* DATA RECORDS:
- - - - -
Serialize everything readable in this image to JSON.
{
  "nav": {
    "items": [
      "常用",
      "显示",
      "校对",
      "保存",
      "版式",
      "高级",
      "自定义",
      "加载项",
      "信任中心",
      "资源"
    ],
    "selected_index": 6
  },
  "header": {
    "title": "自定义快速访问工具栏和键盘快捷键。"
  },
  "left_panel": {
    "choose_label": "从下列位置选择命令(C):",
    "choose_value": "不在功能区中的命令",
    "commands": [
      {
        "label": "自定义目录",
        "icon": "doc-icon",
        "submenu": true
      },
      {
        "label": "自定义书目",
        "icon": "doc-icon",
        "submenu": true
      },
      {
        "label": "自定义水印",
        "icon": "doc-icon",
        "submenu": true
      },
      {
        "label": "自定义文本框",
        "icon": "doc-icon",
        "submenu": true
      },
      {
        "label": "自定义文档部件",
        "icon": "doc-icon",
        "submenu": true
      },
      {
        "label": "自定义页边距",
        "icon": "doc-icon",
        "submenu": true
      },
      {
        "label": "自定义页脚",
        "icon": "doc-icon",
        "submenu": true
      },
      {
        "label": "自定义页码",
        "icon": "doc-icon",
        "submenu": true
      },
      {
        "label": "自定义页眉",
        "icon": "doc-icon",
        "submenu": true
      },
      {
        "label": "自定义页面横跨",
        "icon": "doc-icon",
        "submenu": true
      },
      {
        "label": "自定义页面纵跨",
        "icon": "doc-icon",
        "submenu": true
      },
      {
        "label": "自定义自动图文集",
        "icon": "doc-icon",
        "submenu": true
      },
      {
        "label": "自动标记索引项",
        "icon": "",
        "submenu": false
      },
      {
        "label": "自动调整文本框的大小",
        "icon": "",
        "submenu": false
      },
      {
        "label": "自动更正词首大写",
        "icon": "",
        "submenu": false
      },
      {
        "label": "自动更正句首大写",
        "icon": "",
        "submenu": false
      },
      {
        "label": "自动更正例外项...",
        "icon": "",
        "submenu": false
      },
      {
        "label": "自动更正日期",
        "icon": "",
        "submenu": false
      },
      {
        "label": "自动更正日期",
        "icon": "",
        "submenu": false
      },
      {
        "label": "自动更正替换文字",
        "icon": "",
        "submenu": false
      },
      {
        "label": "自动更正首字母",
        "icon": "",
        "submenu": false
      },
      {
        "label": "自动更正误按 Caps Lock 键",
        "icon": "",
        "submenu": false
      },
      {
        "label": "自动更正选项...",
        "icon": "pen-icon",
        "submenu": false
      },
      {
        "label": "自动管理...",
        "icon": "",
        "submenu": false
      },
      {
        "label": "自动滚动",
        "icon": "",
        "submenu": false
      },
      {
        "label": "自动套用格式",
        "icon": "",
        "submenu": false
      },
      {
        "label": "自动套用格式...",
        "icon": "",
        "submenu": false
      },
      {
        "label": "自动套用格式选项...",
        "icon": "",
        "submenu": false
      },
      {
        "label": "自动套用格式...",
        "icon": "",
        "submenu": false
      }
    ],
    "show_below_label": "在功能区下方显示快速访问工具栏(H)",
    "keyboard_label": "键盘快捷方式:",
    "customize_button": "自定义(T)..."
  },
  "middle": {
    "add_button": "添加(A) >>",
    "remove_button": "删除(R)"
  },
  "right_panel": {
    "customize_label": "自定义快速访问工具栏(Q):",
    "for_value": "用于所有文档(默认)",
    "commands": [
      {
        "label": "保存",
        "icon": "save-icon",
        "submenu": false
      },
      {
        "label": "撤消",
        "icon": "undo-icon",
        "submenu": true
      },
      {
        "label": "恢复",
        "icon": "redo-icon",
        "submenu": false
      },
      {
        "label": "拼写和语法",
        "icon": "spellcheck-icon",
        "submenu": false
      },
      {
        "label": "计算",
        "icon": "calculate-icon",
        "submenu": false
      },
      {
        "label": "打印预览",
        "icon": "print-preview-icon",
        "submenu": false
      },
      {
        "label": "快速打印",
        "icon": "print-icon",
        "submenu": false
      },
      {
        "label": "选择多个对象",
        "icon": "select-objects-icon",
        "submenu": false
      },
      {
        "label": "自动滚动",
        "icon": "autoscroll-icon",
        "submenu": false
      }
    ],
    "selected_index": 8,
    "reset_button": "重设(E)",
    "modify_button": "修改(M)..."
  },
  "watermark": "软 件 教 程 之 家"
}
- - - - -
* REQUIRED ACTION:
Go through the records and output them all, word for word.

* RESPONSE BELOW:
Serialize everything readable in this image to JSON.
{
  "nav": {
    "items": [
      "常用",
      "显示",
      "校对",
      "保存",
      "版式",
      "高级",
      "自定义",
      "加载项",
      "信任中心",
      "资源"
    ],
    "selected_index": 6
  },
  "header": {
    "title": "自定义快速访问工具栏和键盘快捷键。"
  },
  "left_panel": {
    "choose_label": "从下列位置选择命令(C):",
    "choose_value": "不在功能区中的命令",
    "commands": [
      {
        "label": "自定义目录",
        "icon": "doc-icon",
        "submenu": true
      },
      {
        "label": "自定义书目",
        "icon": "doc-icon",
        "submenu": true
      },
      {
        "label": "自定义水印",
        "icon": "doc-icon",
        "submenu": true
      },
      {
        "label": "自定义文本框",
        "icon": "doc-icon",
        "submenu": true
      },
      {
        "label": "自定义文档部件",
        "icon": "doc-icon",
        "submenu": true
      },
      {
        "label": "自定义页边距",
        "icon": "doc-icon",
        "submenu": true
      },
      {
        "label": "自定义页脚",
        "icon": "doc-icon",
        "submenu": true
      },
      {
        "label": "自定义页码",
        "icon": "doc-icon",
        "submenu": true
      },
      {
        "label": "自定义页眉",
        "icon": "doc-icon",
        "submenu": true
      },
      {
        "label": "自定义页面横跨",
        "icon": "doc-icon",
        "submenu": true
      },
      {
        "label": "自定义页面纵跨",
        "icon": "doc-icon",
        "submenu": true
      },
      {
        "label": "自定义自动图文集",
        "icon": "doc-icon",
        "submenu": true
      },
      {
        "label": "自动标记索引项",
        "icon": "",
        "submenu": false
      },
      {
        "label": "自动调整文本框的大小",
        "icon": "",
        "submenu": false
      },
      {
        "label": "自动更正词首大写",
        "icon": "",
        "submenu": false
      },
      {
        "label": "自动更正句首大写",
        "icon": "",
        "submenu": false
      },
      {
        "label": "自动更正例外项...",
        "icon": "",
        "submenu": false
      },
      {
        "label": "自动更正日期",
        "icon": "",
        "submenu": false
      },
      {
        "label": "自动更正日期",
        "icon": "",
        "submenu": false
      },
      {
        "label": "自动更正替换文字",
        "icon": "",
        "submenu": false
      },
      {
        "label": "自动更正首字母",
        "icon": "",
        "submenu": false
      },
      {
        "label": "自动更正误按 Caps Lock 键",
        "icon": "",
        "submenu": false
      },
      {
        "label": "自动更正选项...",
        "icon": "pen-icon",
        "submenu": false
      },
      {
        "label": "自动管理...",
        "icon": "",
        "submenu": false
      },
      {
        "label": "自动滚动",
        "icon": "",
        "submenu": false
      },
      {
        "label": "自动套用格式",
        "icon": "",
        "submenu": false
      },
      {
        "label": "自动套用格式...",
        "icon": "",
        "submenu": false
      },
      {
        "label": "自动套用格式选项...",
        "icon": "",
        "submenu": false
      },
      {
        "label": "自动套用格式...",
        "icon": "",
        "submenu": false
      }
    ],
    "show_below_label": "在功能区下方显示快速访问工具栏(H)",
    "keyboard_label": "键盘快捷方式:",
    "customize_button": "自定义(T)..."
  },
  "middle": {
    "add_button": "添加(A) >>",
    "remove_button": "删除(R)"
  },
  "right_panel": {
    "customize_label": "自定义快速访问工具栏(Q):",
    "for_value": "用于所有文档(默认)",
    "commands": [
      {
        "label": "保存",
        "icon": "save-icon",
        "submenu": false
      },
      {
        "label": "撤消",
        "icon": "undo-icon",
        "submenu": true
      },
      {
        "label": "恢复",
        "icon": "redo-icon",
        "submenu": false
      },
      {
        "label": "拼写和语法",
        "icon": "spellcheck-icon",
        "submenu": false
      },
      {
        "label": "计算",
        "icon": "calculate-icon",
        "submenu": false
      },
      {
        "label": "打印预览",
        "icon": "print-preview-icon",
        "submenu": false
      },
      {
        "label": "快速打印",
        "icon": "print-icon",
        "submenu": false
      },
      {
        "label": "选择多个对象",
        "icon": "select-objects-icon",
        "submenu": false
      },
      {
        "label": "自动滚动",
        "icon": "autoscroll-icon",
        "submenu": false
      }
    ],
    "selected_index": 8,
    "reset_button": "重设(E)",
    "modify_button": "修改(M)..."
  },
  "watermark": "软 件 教 程 之 家"
}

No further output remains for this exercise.